Nvidia constantly insisted during today’s Q2 2022 earnings call that gaming demand hasn’t fallen off a ridge despite the sudden drop in revenue, indicating that GeForce sell-through is nonetheless up 70 percent since before the pandemic.
Nvidia Corporation, commonly understood as Nvidia, is an American multinational technology company incorporated in Delaware and established in Santa Clara, California. It is a software and a fabless corporation that develops application programming interfaces (APIs) for data science, graphics processing units (GPUs), and high-performance computing, as well as system-on chip units (SoCs) for mobile computing and the automotive demand.
Nvidia is a global head in artificial intelligence hardware and software.
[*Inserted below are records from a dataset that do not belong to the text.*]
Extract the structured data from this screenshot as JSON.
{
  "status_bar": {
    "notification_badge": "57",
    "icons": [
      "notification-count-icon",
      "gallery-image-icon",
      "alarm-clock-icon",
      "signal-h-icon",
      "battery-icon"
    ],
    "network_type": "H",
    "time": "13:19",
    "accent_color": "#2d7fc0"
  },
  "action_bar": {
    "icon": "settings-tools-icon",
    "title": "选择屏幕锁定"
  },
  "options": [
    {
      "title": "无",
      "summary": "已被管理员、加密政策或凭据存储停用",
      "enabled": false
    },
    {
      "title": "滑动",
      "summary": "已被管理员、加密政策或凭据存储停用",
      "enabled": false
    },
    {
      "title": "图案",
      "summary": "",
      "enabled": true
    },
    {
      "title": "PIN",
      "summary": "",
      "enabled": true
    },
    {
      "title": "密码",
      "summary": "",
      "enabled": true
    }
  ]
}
Its professional streak of GPUs is used in workstations for architecture, engineering and construction, media and entertainment, scientific research, automotive, and manufacturing design.
In addition to GPU manufacturing, Nvidia furnishes an API called CUDA that allows the creation of massively parallel programs which utilize GPUs. As a result, they are deployed in supercomputing websites around the globe.
In addition, it has recently driven into the mobile computing market, producing Tegra mobile processors for mobiles and tablets and vehicle navigation and entertainment systems. In addition to AMD, its opponents include Intel, Qualcomm, and AI-accelerator organizations such as Graphcore.
The NVIDIA® Tegra® K1 series application processor revolutionizes the globe of mobile and embedded computing as we comprehend it. Tegra K1 processors integrate a power-optimized version of the same Kepler GPU architecture that powers the best-performing graphics cards and systems available today.
Tegra K1 processors are the first to extend up features like OpenGL ES 3.1, OpenGL® 4.4, and CUDA®/GPGPU on mobile and embedded devices.
A high-performance image processing pipeline coupled with the power-optimized Kepler GPU and unique Tegra 4-PLUS-1™ CPU Complex enables visual computing and computational solutions on next-generation mobile and embedded devices. It includes autonomous robotic systems, intelligent video analytics, Advanced Driver Assistance Systems (ADAS), and mobile medical imaging.
Nvidia’s GPUs are used for edge-to-cloud computing and supercomputers (Nvidia furnishes the accelerators, i.e., the GPUs for many of them, including a last top fastest. It has been replaced, and the current most rapid and most power efficient is powered by AMD GPUs and CPUs). In addition, Nvidia expanded its presence in the gaming industry with its handheld game consoles Shield Portable, Shield Tablet, Shield Android TV, and its cloud gaming service GeForce Now.
Nvidia revealed plans on September 13, 2020, to acquire Arm from SoftBank, pending regulatory approval, for a worth of US$40 billion in stock and cash, which would be the biggest semiconductor acquisition. SoftBank Group will accept slightly less than a 10% stake in Nvidia, and Arm will hold its headquarters in Cambridge. On February 7, 2022, facing heightened regulatory hurdles, Nvidia signaled that it was dropping its Arm acquisition. The agreement, which would have been the biggest ever in the chip sector, was valued at $66B at its tumble.